Last year, Mike Konczal flagged a 2009 study by Ann Huff Stevens and Jessamyn Schaller of UC-Davis that examined the relationship between parental job loss and children’s academic achievement, drawing on data about job loss and grade retention from 1996, 2001 and 2004 panels of the Survey of Income and Program Participation:
We find that a parental job loss increases the probability of children’s grade retention by 0.8 percentage points, or around 15 percent. After conditioning on child fixed effects, there is no evidence of significantly increased grade retention prior to the job loss, suggesting a causal link between the parental employment shock and children’s academic difficulties. These effects are concentrated among children whose parents have a high school education or less.
In the end, the researchers concluded, “one percentage point higher unemployment rate leads to a 0.3 percentage point increase in the probability that a child repeats a grade.” If this is true, Konczal points out, the cumulative impact of unemployment is staggering. “There are roughly 55 million students in K-12 in the country right now. If unemployment is 1% higher that means, roughly, 165,000 additional years of schooling will be repeated,” he writes.

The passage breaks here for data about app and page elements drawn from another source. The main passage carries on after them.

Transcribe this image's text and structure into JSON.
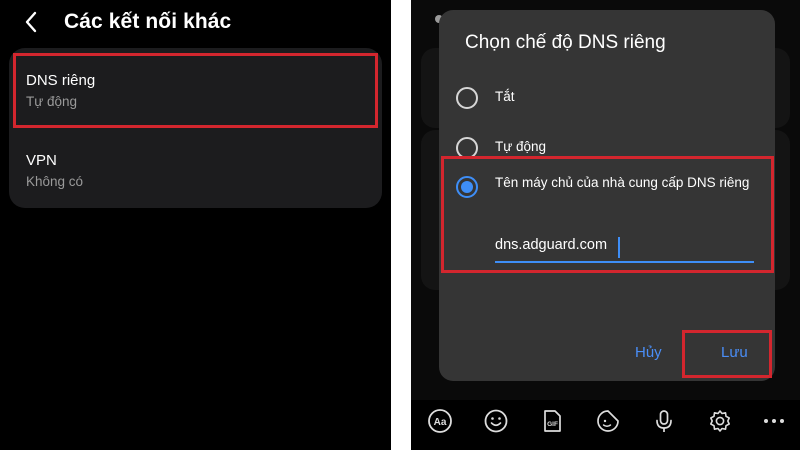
{
  "left": {
    "title": "Các kết nối khác",
    "items": [
      {
        "title": "DNS riêng",
        "subtitle": "Tự động"
      },
      {
        "title": "VPN",
        "subtitle": "Không có"
      }
    ]
  },
  "dialog": {
    "title": "Chọn chế độ DNS riêng",
    "options": [
      {
        "label": "Tắt",
        "selected": false
      },
      {
        "label": "Tự động",
        "selected": false
      },
      {
        "label": "Tên máy chủ của nhà cung cấp DNS riêng",
        "selected": true
      }
    ],
    "hostname_value": "dns.adguard.com",
    "cancel_label": "Hủy",
    "save_label": "Lưu"
  },
  "keyboard_toolbar": {
    "icons": [
      "text-style-icon",
      "emoji-icon",
      "gif-icon",
      "sticker-icon",
      "microphone-icon",
      "settings-icon",
      "more-icon"
    ]
  },
  "colors": {
    "accent": "#3e8ef7",
    "highlight": "#d3262e",
    "dialog_bg": "#353535",
    "card_bg": "#1c1c1e"
  }
}
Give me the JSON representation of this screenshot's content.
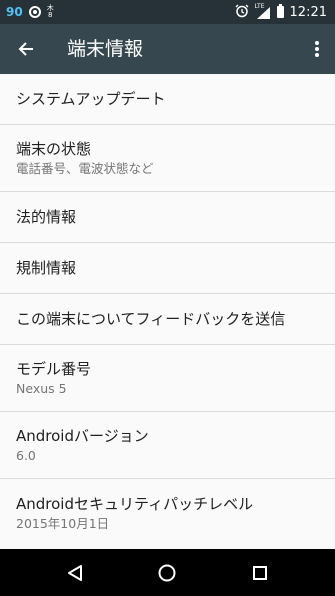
{
  "status_bar": {
    "notification_count": "90",
    "day_kanji_top": "木",
    "day_kanji_bottom": "8",
    "network_label": "LTE",
    "time": "12:21"
  },
  "toolbar": {
    "title": "端末情報",
    "back_icon": "arrow-back-icon",
    "menu_icon": "more-vert-icon"
  },
  "items": [
    {
      "title": "システムアップデート"
    },
    {
      "title": "端末の状態",
      "subtitle": "電話番号、電波状態など"
    },
    {
      "title": "法的情報"
    },
    {
      "title": "規制情報"
    },
    {
      "title": "この端末についてフィードバックを送信"
    },
    {
      "title": "モデル番号",
      "subtitle": "Nexus 5"
    },
    {
      "title": "Androidバージョン",
      "subtitle": "6.0"
    },
    {
      "title": "Androidセキュリティパッチレベル",
      "subtitle": "2015年10月1日"
    }
  ],
  "nav_bar": {
    "back_icon": "nav-back-icon",
    "home_icon": "nav-home-icon",
    "recents_icon": "nav-recents-icon"
  },
  "colors": {
    "status_bar": "#263238",
    "toolbar": "#37474f",
    "background": "#fafafa",
    "accent_number": "#4fc3f7"
  }
}
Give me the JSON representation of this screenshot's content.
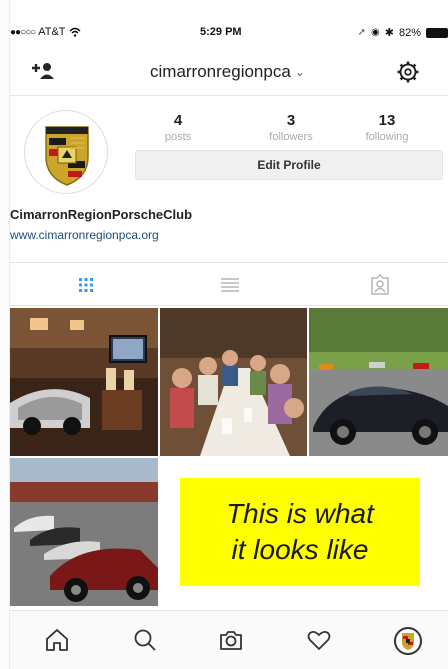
{
  "status_bar": {
    "carrier": "AT&T",
    "time": "5:29 PM",
    "battery": "82%"
  },
  "header": {
    "username": "cimarronregionpca",
    "dropdown_glyph": "⌄"
  },
  "profile": {
    "stats": [
      {
        "value": "4",
        "label": "posts"
      },
      {
        "value": "3",
        "label": "followers"
      },
      {
        "value": "13",
        "label": "following"
      }
    ],
    "edit_button_label": "Edit Profile",
    "display_name": "CimarronRegionPorscheClub",
    "website": "www.cimarronregionpca.org"
  },
  "tabs": [
    {
      "name": "grid-view",
      "icon": "grid-icon",
      "active": true
    },
    {
      "name": "list-view",
      "icon": "list-icon",
      "active": false
    },
    {
      "name": "tagged-view",
      "icon": "tagged-person-icon",
      "active": false
    }
  ],
  "posts": [
    {
      "name": "post-garage-interior"
    },
    {
      "name": "post-club-dinner"
    },
    {
      "name": "post-black-porsche"
    },
    {
      "name": "post-porsche-lineup"
    }
  ],
  "caption": {
    "line1": "This is what",
    "line2": "it looks like"
  },
  "bottom_nav": [
    {
      "name": "home",
      "icon": "home-icon"
    },
    {
      "name": "search",
      "icon": "search-icon"
    },
    {
      "name": "camera",
      "icon": "camera-icon"
    },
    {
      "name": "activity",
      "icon": "heart-icon"
    },
    {
      "name": "profile",
      "icon": "porsche-crest-icon"
    }
  ],
  "colors": {
    "accent_blue": "#3897f0",
    "link": "#1e4c7c",
    "caption_background": "#ffff00",
    "muted_label": "#aaaaaa"
  }
}
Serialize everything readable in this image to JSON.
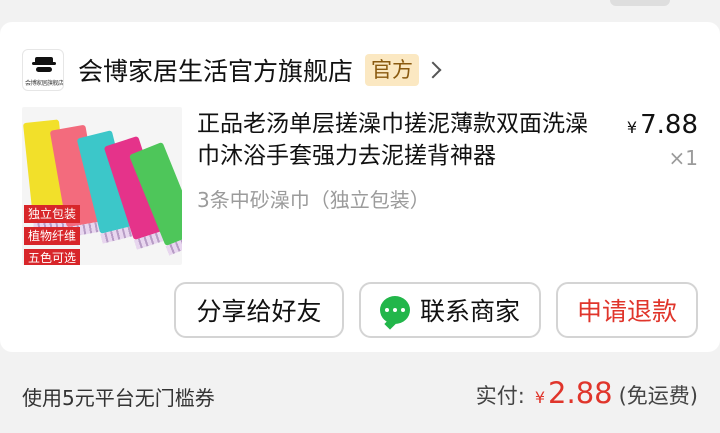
{
  "store": {
    "name": "会博家居生活官方旗舰店",
    "tag": "官方",
    "logo_text": "会博家居旗舰店"
  },
  "product": {
    "title": "正品老汤单层搓澡巾搓泥薄款双面洗澡巾沐浴手套强力去泥搓背神器",
    "variant": "3条中砂澡巾（独立包装）",
    "currency": "¥",
    "price": "7.88",
    "quantity": "×1",
    "image_badges": [
      "独立包装",
      "植物纤维",
      "五色可选"
    ],
    "image_towel_colors": [
      "#f2e02a",
      "#f36b7d",
      "#3cc7c9",
      "#e5338a",
      "#4ec65a"
    ]
  },
  "actions": {
    "share": "分享给好友",
    "contact": "联系商家",
    "refund": "申请退款"
  },
  "footer": {
    "coupon": "使用5元平台无门槛券",
    "paid_label": "实付:",
    "currency": "¥",
    "paid_amount": "2.88",
    "shipping": "(免运费)"
  },
  "colors": {
    "accent_red": "#e0352b",
    "chat_green": "#22b64a",
    "tag_bg": "#fbe8c2"
  }
}
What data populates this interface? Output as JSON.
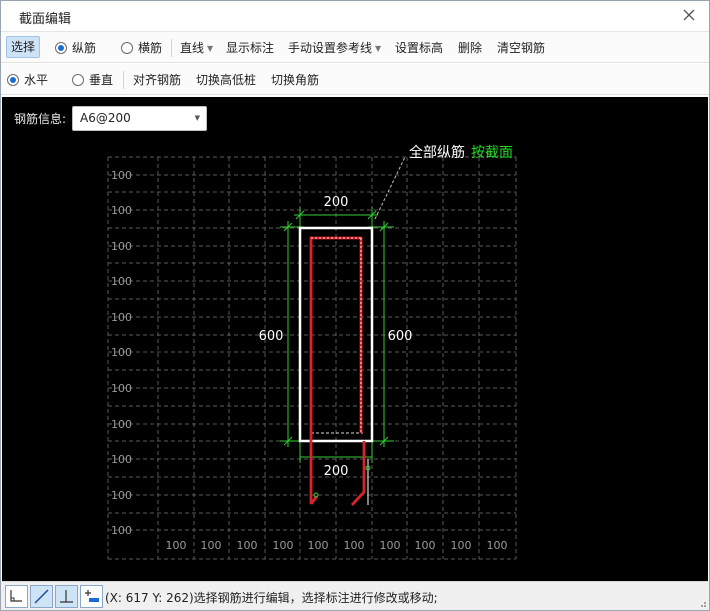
{
  "window": {
    "title": "截面编辑"
  },
  "toolbar1": {
    "select": "选择",
    "longitudinal": "纵筋",
    "transverse": "横筋",
    "line": "直线",
    "show_dims": "显示标注",
    "manual_ref": "手动设置参考线",
    "set_elevation": "设置标高",
    "delete": "删除",
    "clear_rebar": "清空钢筋"
  },
  "toolbar2": {
    "horizontal": "水平",
    "vertical": "垂直",
    "align_rebar": "对齐钢筋",
    "toggle_pile": "切换高低桩",
    "toggle_corner": "切换角筋"
  },
  "rebar": {
    "label": "钢筋信息:",
    "value": "A6@200"
  },
  "drawing": {
    "grid_label": "100",
    "dim_width": "200",
    "dim_height": "600",
    "note_prefix": "全部纵筋",
    "note_suffix": "按截面",
    "colors": {
      "background": "#000000",
      "grid": "#5a5a5a",
      "dimension": "#33cc33",
      "section": "#ffffff",
      "rebar": "#d8232a",
      "note_highlight": "#22dd22"
    }
  },
  "status": {
    "coords": "(X: 617 Y: 262)",
    "message": "选择钢筋进行编辑，选择标注进行修改或移动;"
  }
}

But just as children are at higher risk of underachieving, education budgets are being slashed across the country as the economy remains anemic and the politics of austerity have taken hold. It’s a continuous pile-up that could have lasting damage that goes well beyond sheer employment numbers.